  • Inside Random House we happened across pictures of Kirby Larson and Sundee Frazier and squealed.
  • FAO Schwartz!  I love toy stores.  The Enchanted Forest in Soho was my favorite, but FAO is no slouch.
  • Dinner with SCBWI friends.
  • Bed, sweet bed.




Joni & me with the lovely security guards at Harper

Joni & me with the lovely security guards at Harper


  • Great Scot!  I signed up for the writer’s intensives, didn’t I?  My critique group can tell you, I’m not so crazy about sharing my work. And with editors, agents, and strangers no less?!?  Egads.
  • Uh oh, remember that upcoming faculty member we stood up on Wednesday?  He’s leading my first intensive.  Hope he’s not still annoyed…
  • Wait a minute, that went well!  Great feedback, positive reception, spot-on ideas for revisions.  Super!
  • Another great intensive full of praise and constructive feedback.  Yay!
  • Cocktail party!  This was A LOT of fun.  I got to catch up with far away friends, meet awesome people, and be merry.  There was a lot of TSP action, too.  It went by really fast, but then Betsy Bird and Cheryl Klein had the foresight to schedule an after party right across the street.  More fun!
  • Late night diner food.  Yum.



Diner food!

Diner food!

  • The conference starts!
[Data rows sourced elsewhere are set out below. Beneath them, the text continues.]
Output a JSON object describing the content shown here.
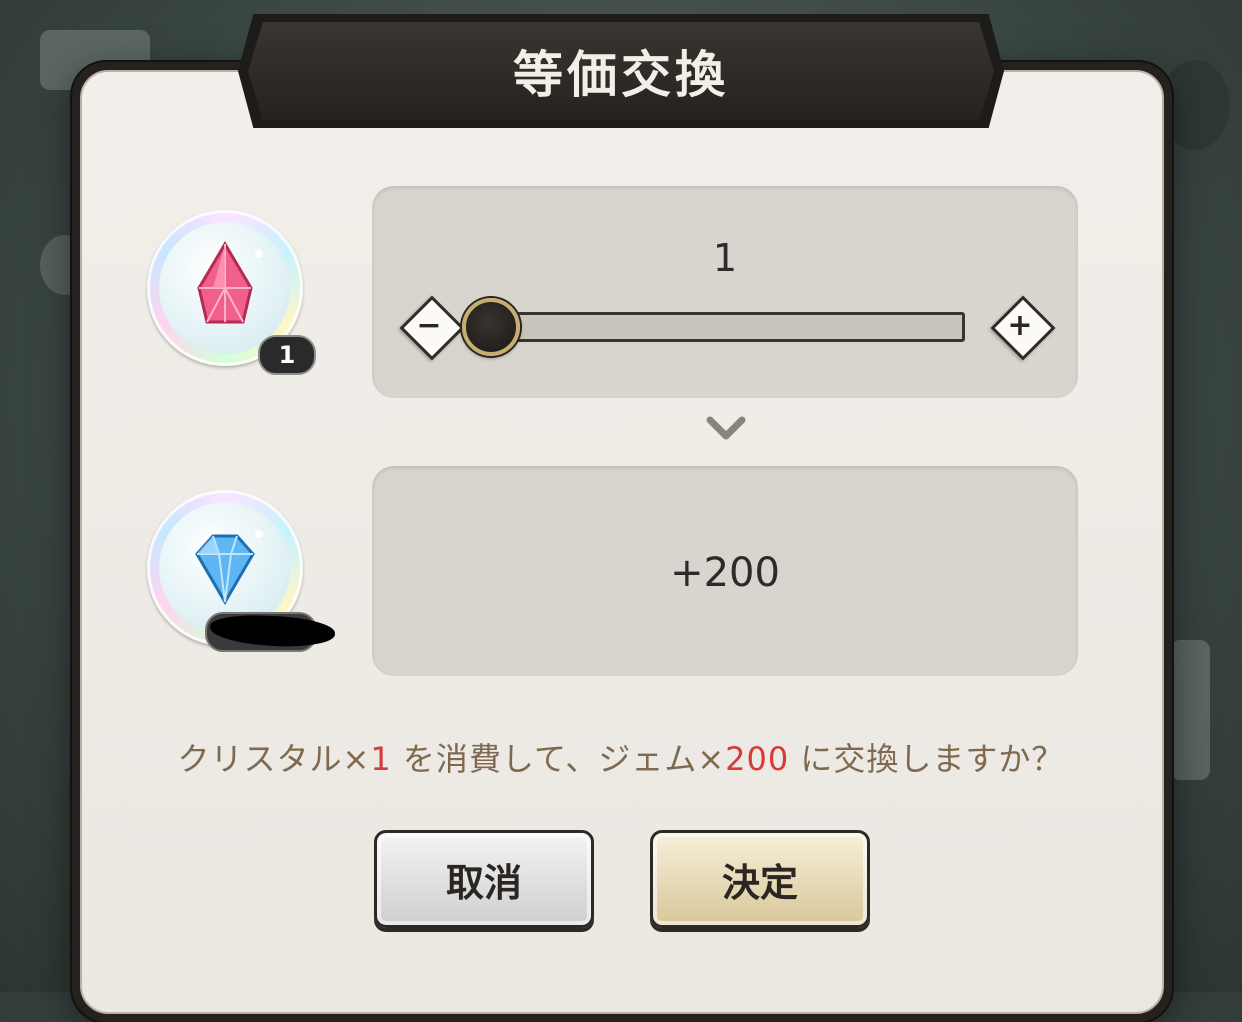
{
  "dialog": {
    "title": "等価交換"
  },
  "source_item": {
    "name_icon": "pink-crystal-icon",
    "count_badge": "1"
  },
  "target_item": {
    "name_icon": "blue-gem-icon",
    "count_badge_redacted": true
  },
  "slider": {
    "value": "1",
    "min": 1,
    "max": 100,
    "minus_icon": "−",
    "plus_icon": "+"
  },
  "result": {
    "value": "+200"
  },
  "confirmation": {
    "prefix": "クリスタル×",
    "spend_amount": "1",
    "middle": " を消費して、ジェム×",
    "gain_amount": "200",
    "suffix": " に交換しますか？"
  },
  "buttons": {
    "cancel_label": "取消",
    "confirm_label": "決定"
  },
  "colors": {
    "highlight_red": "#d8393a",
    "text_brown": "#7f6a4f",
    "knob_gold": "#c8ad72"
  }
}
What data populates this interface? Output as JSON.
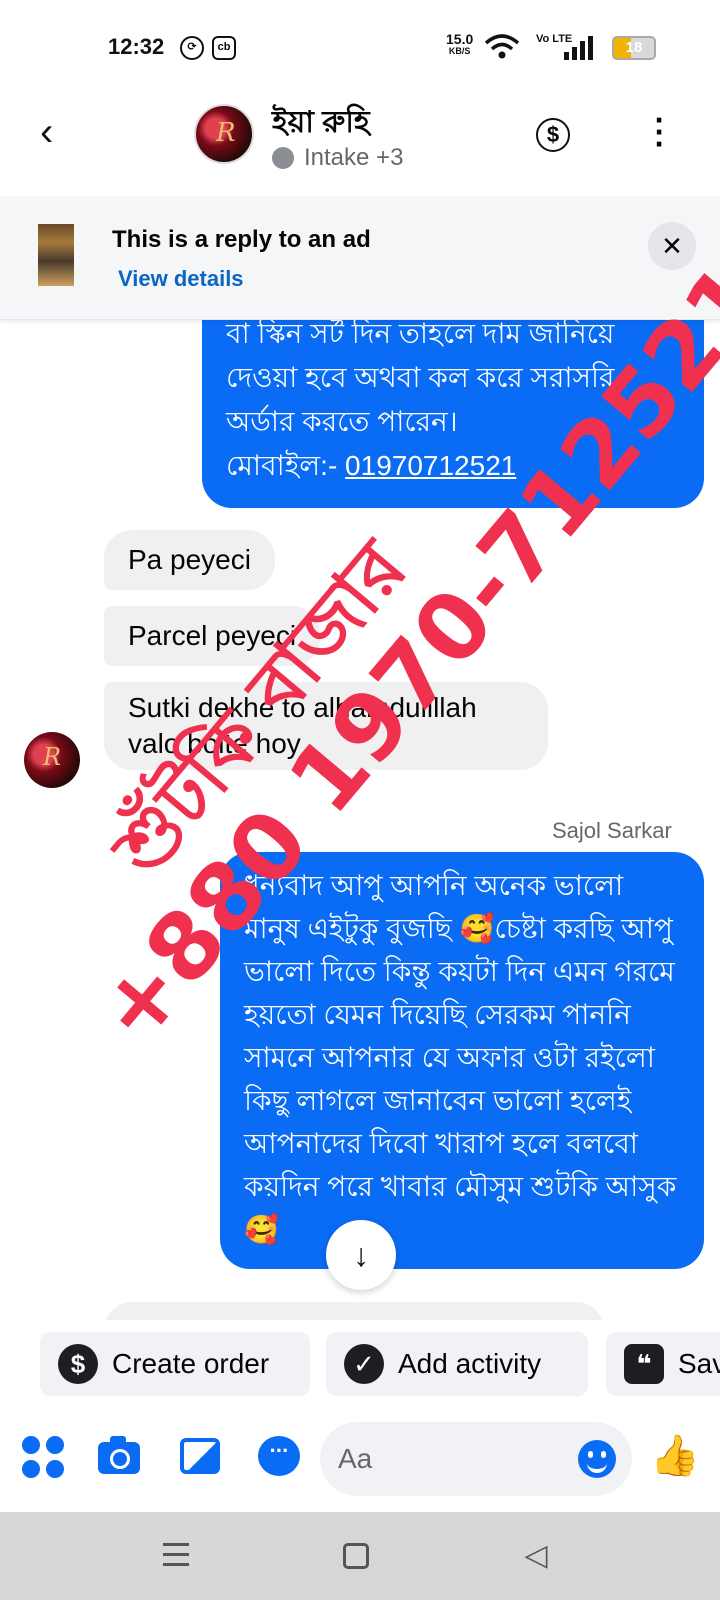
{
  "status_bar": {
    "time": "12:32",
    "speed_value": "15.0",
    "speed_unit": "KB/S",
    "network": "Vo LTE",
    "battery": "18"
  },
  "header": {
    "contact_name": "ইয়া রুহি",
    "presence_text": "Intake +3"
  },
  "ad_banner": {
    "title": "This is a reply to an ad",
    "link": "View details"
  },
  "messages": {
    "out1_lines": [
      "বা স্কিন সর্ট দিন তাহলে দাম জানিয়ে",
      "দেওয়া হবে অথবা কল করে সরাসরি",
      "অর্ডার করতে পারেন।"
    ],
    "out1_phone_label": "মোবাইল:- ",
    "out1_phone": "01970712521",
    "in1": "Pa peyeci",
    "in2": "Parcel peyeci",
    "in3": "Sutki dekhe to alhamdulillah valo bolte hoy",
    "sender_label": "Sajol Sarkar",
    "out2": "ধন্যবাদ আপু আপনি অনেক ভালো মানুষ এইটুকু বুজছি 🥰চেষ্টা করছি আপু ভালো দিতে কিন্তু কয়টা দিন এমন গরমে হয়তো যেমন দিয়েছি সেরকম পাননি সামনে আপনার যে অফার ওটা রইলো কিছু লাগলে জানাবেন ভালো হলেই আপনাদের দিবো খারাপ হলে বলবো কয়দিন পরে খাবার মৌসুম শুটকি আসুক🥰"
  },
  "watermark": {
    "brand": "শুঁটকি বাজার",
    "phone": "+880 1970-712521",
    "color": "#f0304f"
  },
  "chips": {
    "create_order": "Create order",
    "add_activity": "Add activity",
    "saved": "Saved"
  },
  "composer": {
    "placeholder": "Aa"
  },
  "colors": {
    "accent": "#0a6cf5",
    "incoming_bubble": "#f0f0f0"
  }
}
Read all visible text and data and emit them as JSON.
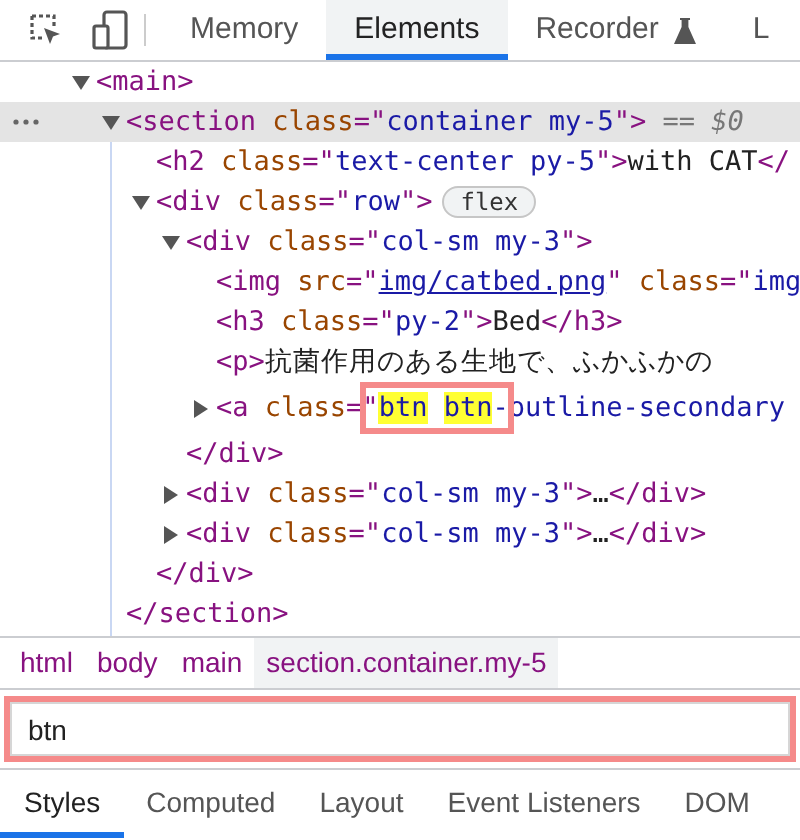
{
  "toolbar": {
    "tabs": [
      {
        "label": "Memory",
        "selected": false,
        "kind": "plain"
      },
      {
        "label": "Elements",
        "selected": true,
        "kind": "plain"
      },
      {
        "label": "Recorder",
        "selected": false,
        "kind": "flask"
      },
      {
        "label": "L",
        "selected": false,
        "kind": "plain"
      }
    ]
  },
  "dom_tree": [
    {
      "parts": [
        {
          "kind": "tag",
          "t": "<main>"
        }
      ],
      "expanded": true,
      "selected": false,
      "children": [
        {
          "parts": [
            {
              "kind": "tag",
              "t": "<section"
            },
            {
              "kind": "attr",
              "t": " class"
            },
            {
              "kind": "tag",
              "t": "=\""
            },
            {
              "kind": "value",
              "t": "container my-5"
            },
            {
              "kind": "tag",
              "t": "\">"
            },
            {
              "kind": "ref",
              "t": " == $0"
            }
          ],
          "expanded": true,
          "selected": true,
          "children": [
            {
              "parts": [
                {
                  "kind": "tag",
                  "t": "<h2"
                },
                {
                  "kind": "attr",
                  "t": " class"
                },
                {
                  "kind": "tag",
                  "t": "=\""
                },
                {
                  "kind": "value",
                  "t": "text-center py-5"
                },
                {
                  "kind": "tag",
                  "t": "\">"
                },
                {
                  "kind": "text",
                  "t": "with CAT"
                },
                {
                  "kind": "tag",
                  "t": "</"
                }
              ],
              "selected": false
            },
            {
              "parts": [
                {
                  "kind": "tag",
                  "t": "<div"
                },
                {
                  "kind": "attr",
                  "t": " class"
                },
                {
                  "kind": "tag",
                  "t": "=\""
                },
                {
                  "kind": "value",
                  "t": "row"
                },
                {
                  "kind": "tag",
                  "t": "\">"
                }
              ],
              "badge": "flex",
              "expanded": true,
              "selected": false,
              "children": [
                {
                  "parts": [
                    {
                      "kind": "tag",
                      "t": "<div"
                    },
                    {
                      "kind": "attr",
                      "t": " class"
                    },
                    {
                      "kind": "tag",
                      "t": "=\""
                    },
                    {
                      "kind": "value",
                      "t": "col-sm my-3"
                    },
                    {
                      "kind": "tag",
                      "t": "\">"
                    }
                  ],
                  "expanded": true,
                  "selected": false,
                  "children": [
                    {
                      "parts": [
                        {
                          "kind": "tag",
                          "t": "<img"
                        },
                        {
                          "kind": "attr",
                          "t": " src"
                        },
                        {
                          "kind": "tag",
                          "t": "=\""
                        },
                        {
                          "kind": "link",
                          "t": "img/catbed.png"
                        },
                        {
                          "kind": "tag",
                          "t": "\""
                        },
                        {
                          "kind": "attr",
                          "t": " class"
                        },
                        {
                          "kind": "tag",
                          "t": "=\""
                        },
                        {
                          "kind": "value",
                          "t": "img"
                        }
                      ],
                      "selected": false
                    },
                    {
                      "parts": [
                        {
                          "kind": "tag",
                          "t": "<h3"
                        },
                        {
                          "kind": "attr",
                          "t": " class"
                        },
                        {
                          "kind": "tag",
                          "t": "=\""
                        },
                        {
                          "kind": "value",
                          "t": "py-2"
                        },
                        {
                          "kind": "tag",
                          "t": "\">"
                        },
                        {
                          "kind": "text",
                          "t": "Bed"
                        },
                        {
                          "kind": "tag",
                          "t": "</h3>"
                        }
                      ],
                      "selected": false
                    },
                    {
                      "parts": [
                        {
                          "kind": "tag",
                          "t": "<p>"
                        },
                        {
                          "kind": "text",
                          "t": "抗菌作用のある生地で、ふかふかの"
                        }
                      ],
                      "selected": false
                    },
                    {
                      "parts": [
                        {
                          "kind": "tag",
                          "t": "<a"
                        },
                        {
                          "kind": "attr",
                          "t": " class"
                        },
                        {
                          "kind": "tag",
                          "t": "=\""
                        },
                        {
                          "kind": "match",
                          "t": "btn"
                        },
                        {
                          "kind": "gap"
                        },
                        {
                          "kind": "match",
                          "t": "btn"
                        },
                        {
                          "kind": "value",
                          "t": "-outline-secondary"
                        }
                      ],
                      "expanded": false,
                      "selected": false
                    }
                  ],
                  "closing": [
                    {
                      "kind": "tag",
                      "t": "</div>"
                    }
                  ]
                },
                {
                  "parts": [
                    {
                      "kind": "tag",
                      "t": "<div"
                    },
                    {
                      "kind": "attr",
                      "t": " class"
                    },
                    {
                      "kind": "tag",
                      "t": "=\""
                    },
                    {
                      "kind": "value",
                      "t": "col-sm my-3"
                    },
                    {
                      "kind": "tag",
                      "t": "\">"
                    },
                    {
                      "kind": "text",
                      "t": "…"
                    },
                    {
                      "kind": "tag",
                      "t": "</div>"
                    }
                  ],
                  "expanded": false,
                  "selected": false
                },
                {
                  "parts": [
                    {
                      "kind": "tag",
                      "t": "<div"
                    },
                    {
                      "kind": "attr",
                      "t": " class"
                    },
                    {
                      "kind": "tag",
                      "t": "=\""
                    },
                    {
                      "kind": "value",
                      "t": "col-sm my-3"
                    },
                    {
                      "kind": "tag",
                      "t": "\">"
                    },
                    {
                      "kind": "text",
                      "t": "…"
                    },
                    {
                      "kind": "tag",
                      "t": "</div>"
                    }
                  ],
                  "expanded": false,
                  "selected": false
                }
              ],
              "closing": [
                {
                  "kind": "tag",
                  "t": "</div>"
                }
              ]
            }
          ],
          "closing": [
            {
              "kind": "tag",
              "t": "</section>"
            }
          ]
        }
      ]
    }
  ],
  "breadcrumbs": [
    {
      "label": "html",
      "selected": false
    },
    {
      "label": "body",
      "selected": false
    },
    {
      "label": "main",
      "selected": false
    },
    {
      "label": "section.container.my-5",
      "selected": true
    }
  ],
  "search": {
    "value": "btn"
  },
  "panel_tabs": [
    {
      "label": "Styles",
      "selected": true
    },
    {
      "label": "Computed",
      "selected": false
    },
    {
      "label": "Layout",
      "selected": false
    },
    {
      "label": "Event Listeners",
      "selected": false
    },
    {
      "label": "DOM",
      "selected": false
    }
  ]
}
Lots of editors talk about what they’re looking for.
  • Jay Asher gives a fabulous keynote address.  Funny and inspirational.
  • More editors talk (See Alice’s blog.)
  • TSP with mystery art director.
  • Dinner with Washington peeps.




Holly's agent telling 1000 people how awesome Holly is.

Holly's agent telling 1000 people how awesome Holly is.

  • Lots of talented artists win awards.  Alice has the scoop on this, too.
  • Bruce Hale gives a great keynote.  And he sings!  How many keynotes have you been to with a singing keynoter?
  • An insightful agent panel.  Edward Necarsulmer gives an example of coming across an exciting new author at last year’s conference- and it’s our very own Holly Cupala!   
  • Back to Seattle just in time to have dinner with my son, the birthday boy.  



And that’s the whole enchilada.

What did we learn?  

  • Flavored rice pudding is delicious.
  • Editors are heavily guarded.  We went to a few differerent publishing houses, and there was A LOT of ID checking by big security guards at various checkpoints.  
  • There are people out there who are unclear about the difference between advisors and agents, and will try to pitch you in the elevator.  My sympathies, agents.
  • New York is awesome!


And, a BIG THANK YOU to everyone who helped with the TSP.  

All will be revealed…..much later.

I write stories for kids while volunteering as the Assistant Regional Advisor and Conference Coordinator for the western Washington chapter of the Society of Children's Book Writers and Illustrators (SCBWI).

I live in Seattle with my family and a small zoo of animals. I drink copious amounts of coffee and assign complicated life stories to passing strangers. I'm currently working on a middle grade novel.

There's a wee bit more on my website. You can also follow me on twitter.


Get every new post delivered to your Inbox.